(Web page and app entries)
┄┄┄┄┄┄┄┄┄┄

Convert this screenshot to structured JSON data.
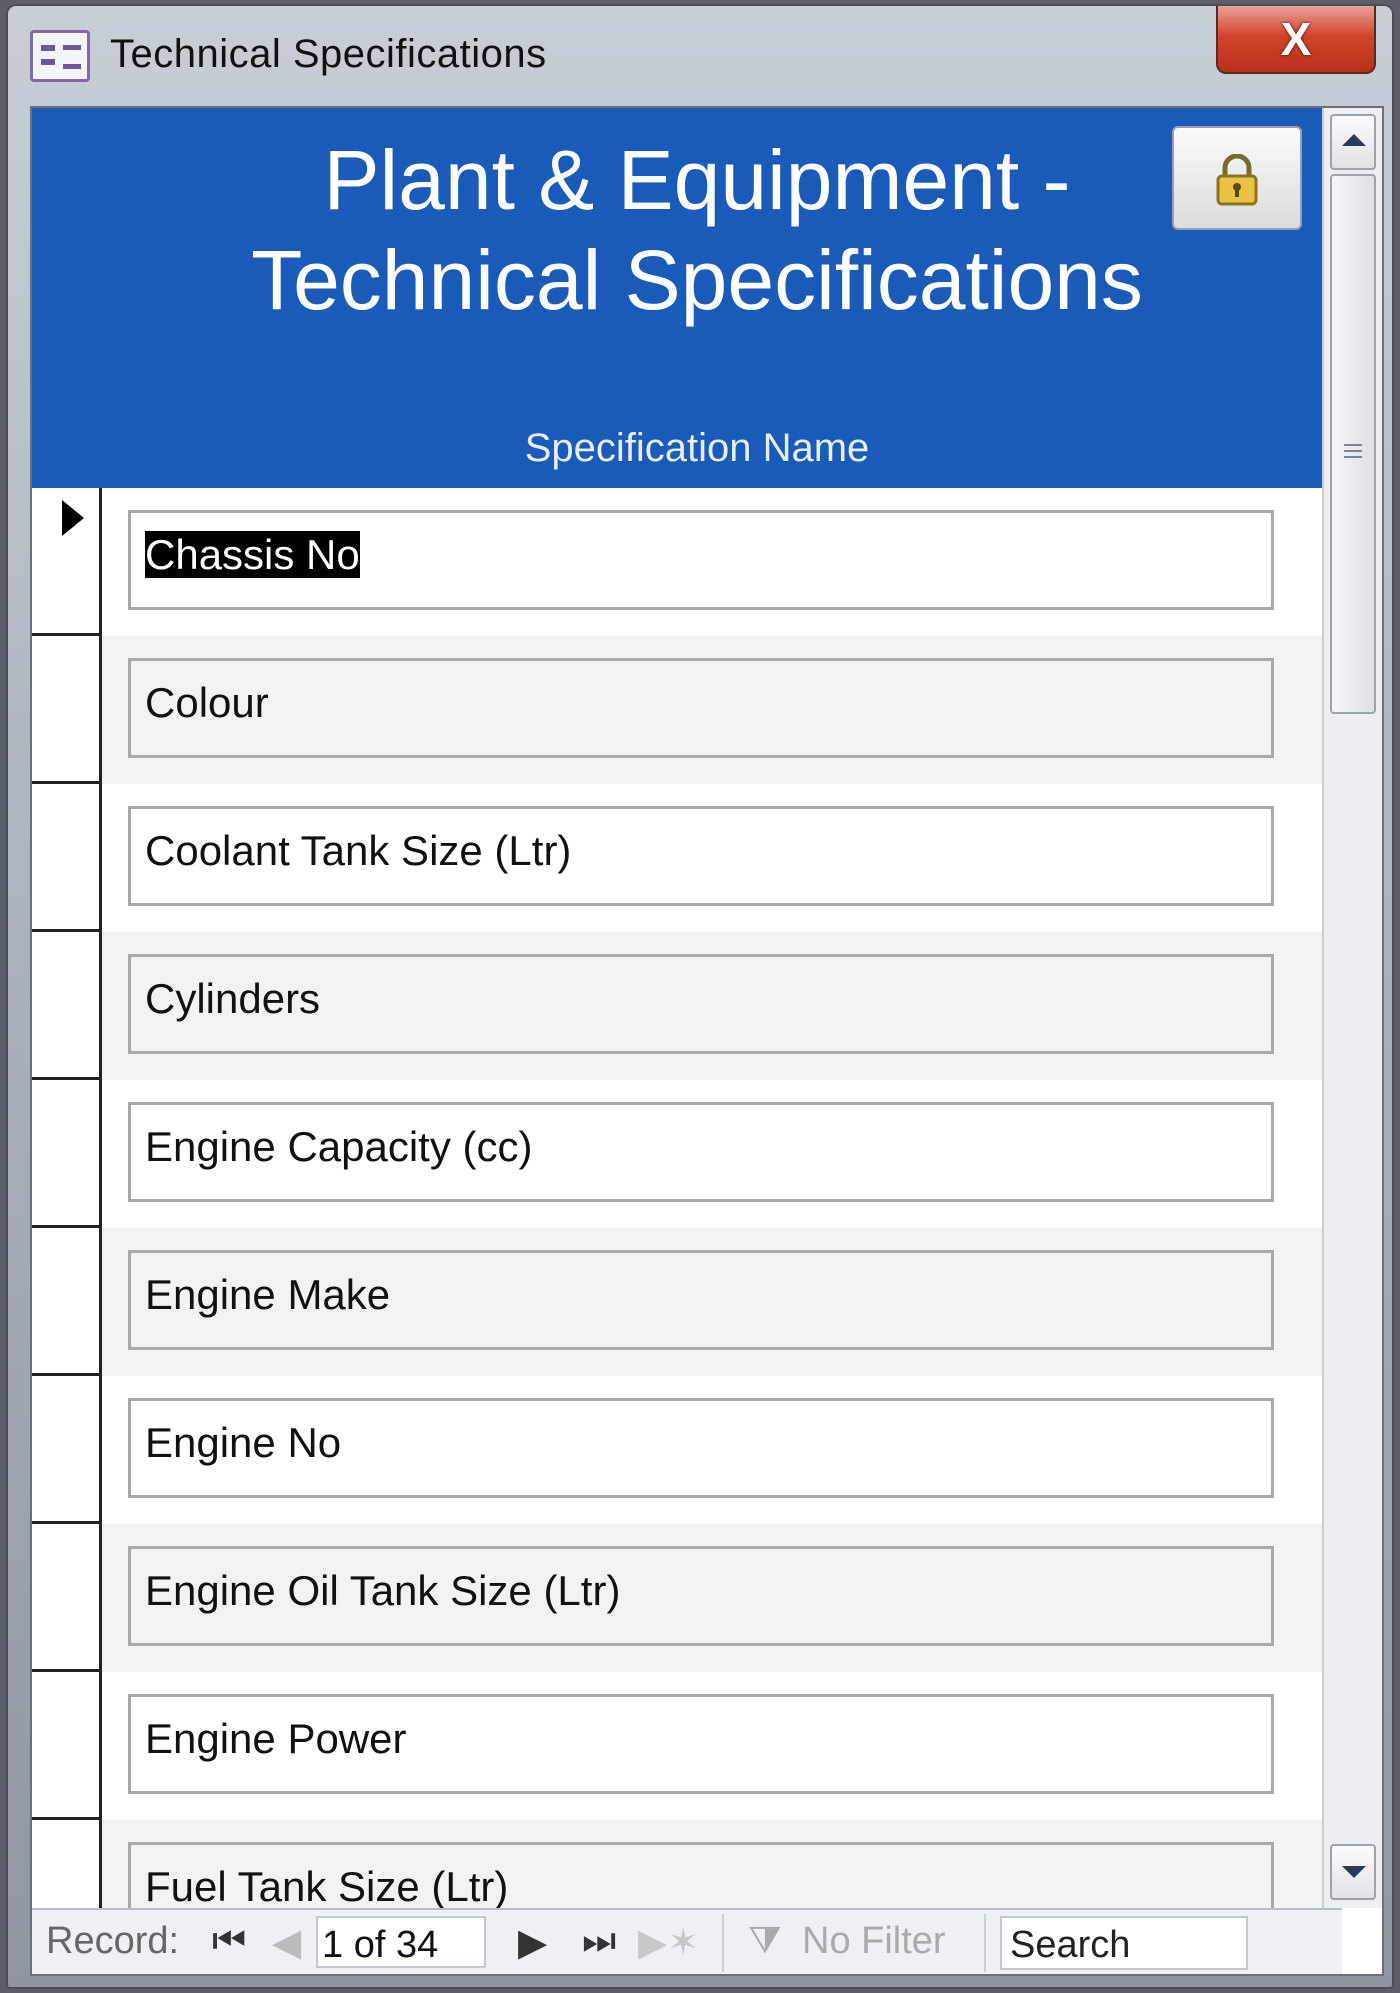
{
  "window": {
    "title": "Technical Specifications",
    "close_label": "X"
  },
  "header": {
    "title": "Plant & Equipment -\nTechnical Specifications",
    "column_header": "Specification Name",
    "color": "#1a5ab8"
  },
  "records": [
    {
      "name": "Chassis No",
      "selected": true
    },
    {
      "name": "Colour"
    },
    {
      "name": "Coolant Tank Size (Ltr)"
    },
    {
      "name": "Cylinders"
    },
    {
      "name": "Engine Capacity (cc)"
    },
    {
      "name": "Engine Make"
    },
    {
      "name": "Engine No"
    },
    {
      "name": "Engine Oil Tank Size (Ltr)"
    },
    {
      "name": "Engine Power"
    },
    {
      "name": "Fuel Tank Size (Ltr)"
    }
  ],
  "navigation": {
    "label": "Record:",
    "current": "1 of 34",
    "filter_label": "No Filter",
    "search_label": "Search"
  },
  "icons": {
    "first": "first-record-icon",
    "prev": "previous-record-icon",
    "next": "next-record-icon",
    "last": "last-record-icon",
    "new": "new-record-icon",
    "filter": "filter-icon",
    "lock": "lock-icon"
  }
}
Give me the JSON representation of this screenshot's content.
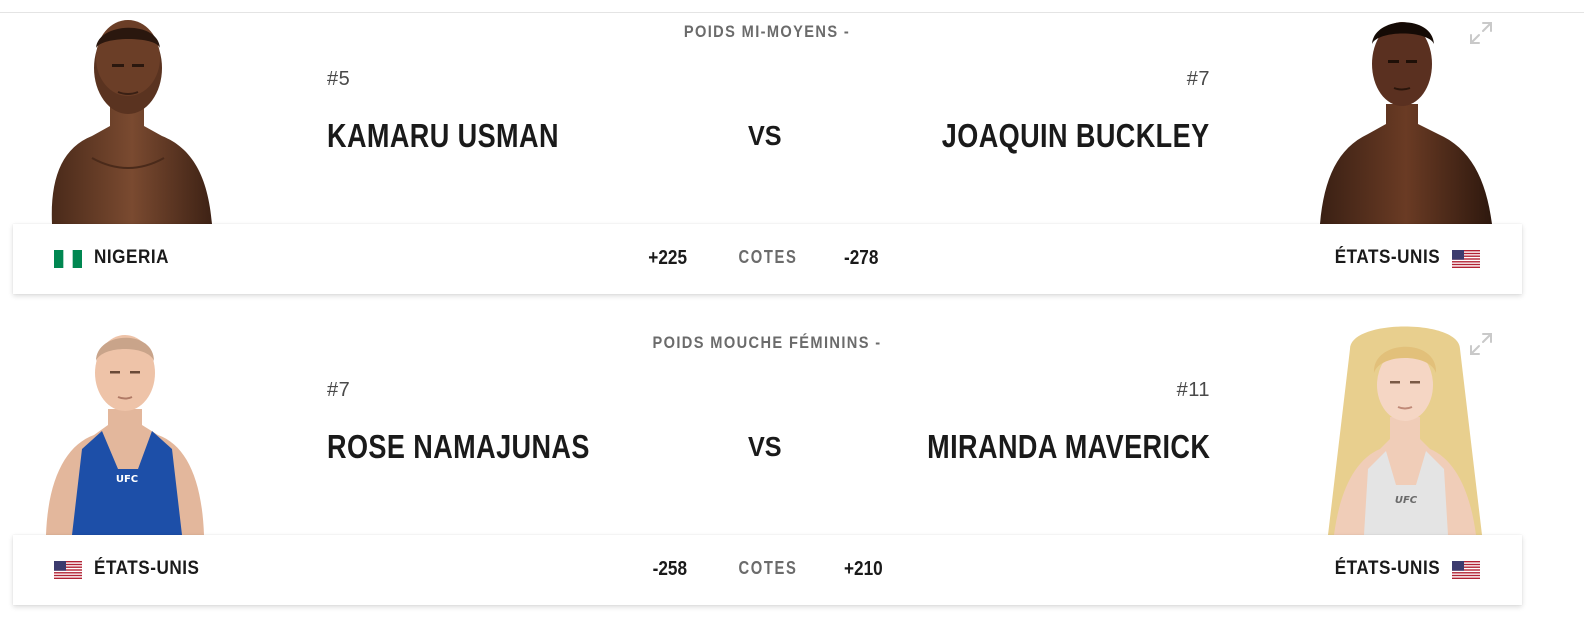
{
  "fights": [
    {
      "weight_class": "POIDS MI-MOYENS -",
      "red": {
        "rank": "#5",
        "name": "KAMARU USMAN",
        "country": "NIGERIA",
        "flag": "nigeria-flag-icon",
        "odds": "+225"
      },
      "vs_label": "VS",
      "odds_label": "COTES",
      "blue": {
        "rank": "#7",
        "name": "JOAQUIN BUCKLEY",
        "country": "ÉTATS-UNIS",
        "flag": "usa-flag-icon",
        "odds": "-278"
      }
    },
    {
      "weight_class": "POIDS MOUCHE FÉMININS -",
      "red": {
        "rank": "#7",
        "name": "ROSE NAMAJUNAS",
        "country": "ÉTATS-UNIS",
        "flag": "usa-flag-icon",
        "odds": "-258"
      },
      "vs_label": "VS",
      "odds_label": "COTES",
      "blue": {
        "rank": "#11",
        "name": "MIRANDA MAVERICK",
        "country": "ÉTATS-UNIS",
        "flag": "usa-flag-icon",
        "odds": "+210"
      }
    }
  ],
  "icons": {
    "expand": "expand-icon"
  },
  "colors": {
    "text": "#191919",
    "muted": "#6b6b6b",
    "nigeria_green": "#008751",
    "usa_red": "#b22234",
    "usa_blue": "#3c3b6e"
  },
  "jersey_text": "UFC"
}
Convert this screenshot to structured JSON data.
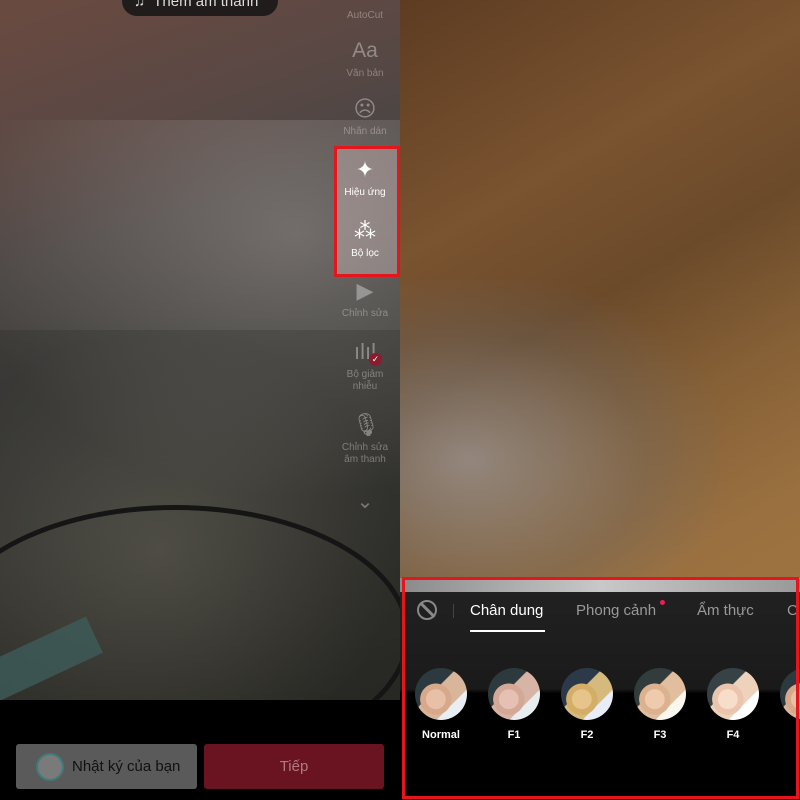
{
  "left": {
    "music_button": {
      "label": "Thêm âm thanh",
      "icon": "music-note-icon"
    },
    "sidebar": [
      {
        "label": "AutoCut",
        "icon": "autocut-icon"
      },
      {
        "label": "Văn bản",
        "icon": "text-icon",
        "glyph": "Aa"
      },
      {
        "label": "Nhãn dán",
        "icon": "sticker-icon"
      },
      {
        "label": "Hiệu ứng",
        "icon": "effects-icon",
        "highlighted": true
      },
      {
        "label": "Bộ lọc",
        "icon": "filters-icon",
        "highlighted": true
      },
      {
        "label": "Chỉnh sửa",
        "icon": "edit-clip-icon"
      },
      {
        "label": "Bộ giảm nhiễu",
        "icon": "noise-reducer-icon",
        "checked": true
      },
      {
        "label": "Chỉnh sửa âm thanh",
        "icon": "voice-edit-icon"
      }
    ],
    "more_icon": "chevron-down-icon",
    "diary_button": "Nhật ký của bạn",
    "next_button": "Tiếp"
  },
  "right": {
    "filter_panel": {
      "none_icon": "no-filter-icon",
      "tabs": [
        {
          "label": "Chân dung",
          "active": true
        },
        {
          "label": "Phong cảnh",
          "new_dot": true
        },
        {
          "label": "Ẩm thực"
        },
        {
          "label": "C"
        }
      ],
      "filters": [
        "Normal",
        "F1",
        "F2",
        "F3",
        "F4"
      ]
    }
  },
  "colors": {
    "highlight_border": "#e4161c",
    "next_button": "#6b1421",
    "new_dot": "#ee1d52"
  }
}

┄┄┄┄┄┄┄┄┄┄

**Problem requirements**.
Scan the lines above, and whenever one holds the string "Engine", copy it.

**Exercise answer**.
      "name": "Engine Capacity (cc)"
      "name": "Engine Make"
      "name": "Engine No"
      "name": "Engine Oil Tank Size (Ltr)"
      "name": "Engine Power"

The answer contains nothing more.